*Problem requirements*. From the first line to the last, reproduce the data exactly.

*Input material*.
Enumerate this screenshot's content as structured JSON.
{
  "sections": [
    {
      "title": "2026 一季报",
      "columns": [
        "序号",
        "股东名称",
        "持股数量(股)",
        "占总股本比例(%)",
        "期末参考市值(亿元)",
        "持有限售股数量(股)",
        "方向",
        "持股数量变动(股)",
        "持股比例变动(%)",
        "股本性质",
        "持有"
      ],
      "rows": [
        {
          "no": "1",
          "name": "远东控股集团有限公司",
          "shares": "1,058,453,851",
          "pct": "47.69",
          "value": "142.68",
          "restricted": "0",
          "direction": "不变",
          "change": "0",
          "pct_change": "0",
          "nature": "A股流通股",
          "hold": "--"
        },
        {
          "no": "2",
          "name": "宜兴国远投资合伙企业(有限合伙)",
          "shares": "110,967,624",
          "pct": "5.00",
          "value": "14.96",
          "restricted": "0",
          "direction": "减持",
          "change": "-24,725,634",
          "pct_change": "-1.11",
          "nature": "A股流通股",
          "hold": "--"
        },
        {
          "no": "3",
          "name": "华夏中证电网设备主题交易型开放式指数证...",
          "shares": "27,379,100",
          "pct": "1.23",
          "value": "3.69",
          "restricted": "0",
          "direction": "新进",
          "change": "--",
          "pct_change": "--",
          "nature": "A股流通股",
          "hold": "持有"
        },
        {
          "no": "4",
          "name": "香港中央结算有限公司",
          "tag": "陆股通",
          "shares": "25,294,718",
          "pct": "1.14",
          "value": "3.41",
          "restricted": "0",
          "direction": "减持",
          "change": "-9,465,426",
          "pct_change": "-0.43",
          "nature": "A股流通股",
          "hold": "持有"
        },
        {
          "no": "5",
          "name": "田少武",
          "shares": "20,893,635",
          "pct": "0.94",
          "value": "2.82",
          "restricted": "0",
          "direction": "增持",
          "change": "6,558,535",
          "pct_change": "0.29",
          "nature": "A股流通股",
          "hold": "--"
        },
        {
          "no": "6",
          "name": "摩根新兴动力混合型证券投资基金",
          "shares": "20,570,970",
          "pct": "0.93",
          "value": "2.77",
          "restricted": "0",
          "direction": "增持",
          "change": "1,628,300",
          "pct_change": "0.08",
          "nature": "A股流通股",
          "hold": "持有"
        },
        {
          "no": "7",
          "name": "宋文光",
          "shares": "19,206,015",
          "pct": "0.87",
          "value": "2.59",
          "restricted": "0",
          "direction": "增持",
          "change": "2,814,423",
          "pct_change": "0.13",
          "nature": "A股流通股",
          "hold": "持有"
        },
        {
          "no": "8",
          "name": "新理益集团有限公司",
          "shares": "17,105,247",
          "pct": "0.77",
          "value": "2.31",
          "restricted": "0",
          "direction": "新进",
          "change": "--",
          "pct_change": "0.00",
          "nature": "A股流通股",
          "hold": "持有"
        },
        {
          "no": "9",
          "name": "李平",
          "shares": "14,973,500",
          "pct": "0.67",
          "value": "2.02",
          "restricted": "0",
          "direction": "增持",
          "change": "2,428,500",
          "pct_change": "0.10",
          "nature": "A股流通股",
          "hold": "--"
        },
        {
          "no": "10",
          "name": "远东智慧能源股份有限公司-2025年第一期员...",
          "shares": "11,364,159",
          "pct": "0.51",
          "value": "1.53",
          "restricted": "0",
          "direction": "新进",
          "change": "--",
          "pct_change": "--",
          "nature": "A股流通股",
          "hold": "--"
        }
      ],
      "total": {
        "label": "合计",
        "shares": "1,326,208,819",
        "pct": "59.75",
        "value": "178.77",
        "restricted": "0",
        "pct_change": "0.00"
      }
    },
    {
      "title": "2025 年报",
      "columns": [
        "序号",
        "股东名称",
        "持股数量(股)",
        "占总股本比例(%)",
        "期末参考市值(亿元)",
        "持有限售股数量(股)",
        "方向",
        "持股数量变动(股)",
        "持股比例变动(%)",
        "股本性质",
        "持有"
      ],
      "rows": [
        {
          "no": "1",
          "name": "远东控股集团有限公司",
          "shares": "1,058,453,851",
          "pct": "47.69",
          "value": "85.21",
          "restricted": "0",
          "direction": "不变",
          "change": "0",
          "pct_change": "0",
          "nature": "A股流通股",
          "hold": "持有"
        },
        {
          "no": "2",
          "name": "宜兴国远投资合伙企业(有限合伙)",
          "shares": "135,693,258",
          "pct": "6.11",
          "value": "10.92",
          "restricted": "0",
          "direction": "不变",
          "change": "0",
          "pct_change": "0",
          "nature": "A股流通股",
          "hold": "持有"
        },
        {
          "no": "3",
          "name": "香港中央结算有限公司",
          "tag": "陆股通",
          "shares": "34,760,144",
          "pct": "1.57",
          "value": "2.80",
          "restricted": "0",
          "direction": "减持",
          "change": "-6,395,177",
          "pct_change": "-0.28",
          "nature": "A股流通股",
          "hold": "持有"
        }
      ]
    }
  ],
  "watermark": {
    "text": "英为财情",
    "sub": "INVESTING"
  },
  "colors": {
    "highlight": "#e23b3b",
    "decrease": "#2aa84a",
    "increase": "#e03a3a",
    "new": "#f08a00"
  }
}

*Exercise output*.
Enumerate this screenshot's content as structured JSON.
{
  "sections": [
    {
      "title": "2026 一季报",
      "columns": [
        "序号",
        "股东名称",
        "持股数量(股)",
        "占总股本比例(%)",
        "期末参考市值(亿元)",
        "持有限售股数量(股)",
        "方向",
        "持股数量变动(股)",
        "持股比例变动(%)",
        "股本性质",
        "持有"
      ],
      "rows": [
        {
          "no": "1",
          "name": "远东控股集团有限公司",
          "shares": "1,058,453,851",
          "pct": "47.69",
          "value": "142.68",
          "restricted": "0",
          "direction": "不变",
          "change": "0",
          "pct_change": "0",
          "nature": "A股流通股",
          "hold": "--"
        },
        {
          "no": "2",
          "name": "宜兴国远投资合伙企业(有限合伙)",
          "shares": "110,967,624",
          "pct": "5.00",
          "value": "14.96",
          "restricted": "0",
          "direction": "减持",
          "change": "-24,725,634",
          "pct_change": "-1.11",
          "nature": "A股流通股",
          "hold": "--"
        },
        {
          "no": "3",
          "name": "华夏中证电网设备主题交易型开放式指数证...",
          "shares": "27,379,100",
          "pct": "1.23",
          "value": "3.69",
          "restricted": "0",
          "direction": "新进",
          "change": "--",
          "pct_change": "--",
          "nature": "A股流通股",
          "hold": "持有"
        },
        {
          "no": "4",
          "name": "香港中央结算有限公司",
          "tag": "陆股通",
          "shares": "25,294,718",
          "pct": "1.14",
          "value": "3.41",
          "restricted": "0",
          "direction": "减持",
          "change": "-9,465,426",
          "pct_change": "-0.43",
          "nature": "A股流通股",
          "hold": "持有"
        },
        {
          "no": "5",
          "name": "田少武",
          "shares": "20,893,635",
          "pct": "0.94",
          "value": "2.82",
          "restricted": "0",
          "direction": "增持",
          "change": "6,558,535",
          "pct_change": "0.29",
          "nature": "A股流通股",
          "hold": "--"
        },
        {
          "no": "6",
          "name": "摩根新兴动力混合型证券投资基金",
          "shares": "20,570,970",
          "pct": "0.93",
          "value": "2.77",
          "restricted": "0",
          "direction": "增持",
          "change": "1,628,300",
          "pct_change": "0.08",
          "nature": "A股流通股",
          "hold": "持有"
        },
        {
          "no": "7",
          "name": "宋文光",
          "shares": "19,206,015",
          "pct": "0.87",
          "value": "2.59",
          "restricted": "0",
          "direction": "增持",
          "change": "2,814,423",
          "pct_change": "0.13",
          "nature": "A股流通股",
          "hold": "持有"
        },
        {
          "no": "8",
          "name": "新理益集团有限公司",
          "shares": "17,105,247",
          "pct": "0.77",
          "value": "2.31",
          "restricted": "0",
          "direction": "新进",
          "change": "--",
          "pct_change": "0.00",
          "nature": "A股流通股",
          "hold": "持有"
        },
        {
          "no": "9",
          "name": "李平",
          "shares": "14,973,500",
          "pct": "0.67",
          "value": "2.02",
          "restricted": "0",
          "direction": "增持",
          "change": "2,428,500",
          "pct_change": "0.10",
          "nature": "A股流通股",
          "hold": "--"
        },
        {
          "no": "10",
          "name": "远东智慧能源股份有限公司-2025年第一期员...",
          "shares": "11,364,159",
          "pct": "0.51",
          "value": "1.53",
          "restricted": "0",
          "direction": "新进",
          "change": "--",
          "pct_change": "--",
          "nature": "A股流通股",
          "hold": "--"
        }
      ],
      "total": {
        "label": "合计",
        "shares": "1,326,208,819",
        "pct": "59.75",
        "value": "178.77",
        "restricted": "0",
        "pct_change": "0.00"
      }
    },
    {
      "title": "2025 年报",
      "columns": [
        "序号",
        "股东名称",
        "持股数量(股)",
        "占总股本比例(%)",
        "期末参考市值(亿元)",
        "持有限售股数量(股)",
        "方向",
        "持股数量变动(股)",
        "持股比例变动(%)",
        "股本性质",
        "持有"
      ],
      "rows": [
        {
          "no": "1",
          "name": "远东控股集团有限公司",
          "shares": "1,058,453,851",
          "pct": "47.69",
          "value": "85.21",
          "restricted": "0",
          "direction": "不变",
          "change": "0",
          "pct_change": "0",
          "nature": "A股流通股",
          "hold": "持有"
        },
        {
          "no": "2",
          "name": "宜兴国远投资合伙企业(有限合伙)",
          "shares": "135,693,258",
          "pct": "6.11",
          "value": "10.92",
          "restricted": "0",
          "direction": "不变",
          "change": "0",
          "pct_change": "0",
          "nature": "A股流通股",
          "hold": "持有"
        },
        {
          "no": "3",
          "name": "香港中央结算有限公司",
          "tag": "陆股通",
          "shares": "34,760,144",
          "pct": "1.57",
          "value": "2.80",
          "restricted": "0",
          "direction": "减持",
          "change": "-6,395,177",
          "pct_change": "-0.28",
          "nature": "A股流通股",
          "hold": "持有"
        }
      ]
    }
  ],
  "watermark": {
    "text": "英为财情",
    "sub": "INVESTING"
  },
  "colors": {
    "highlight": "#e23b3b",
    "decrease": "#2aa84a",
    "increase": "#e03a3a",
    "new": "#f08a00"
  }
}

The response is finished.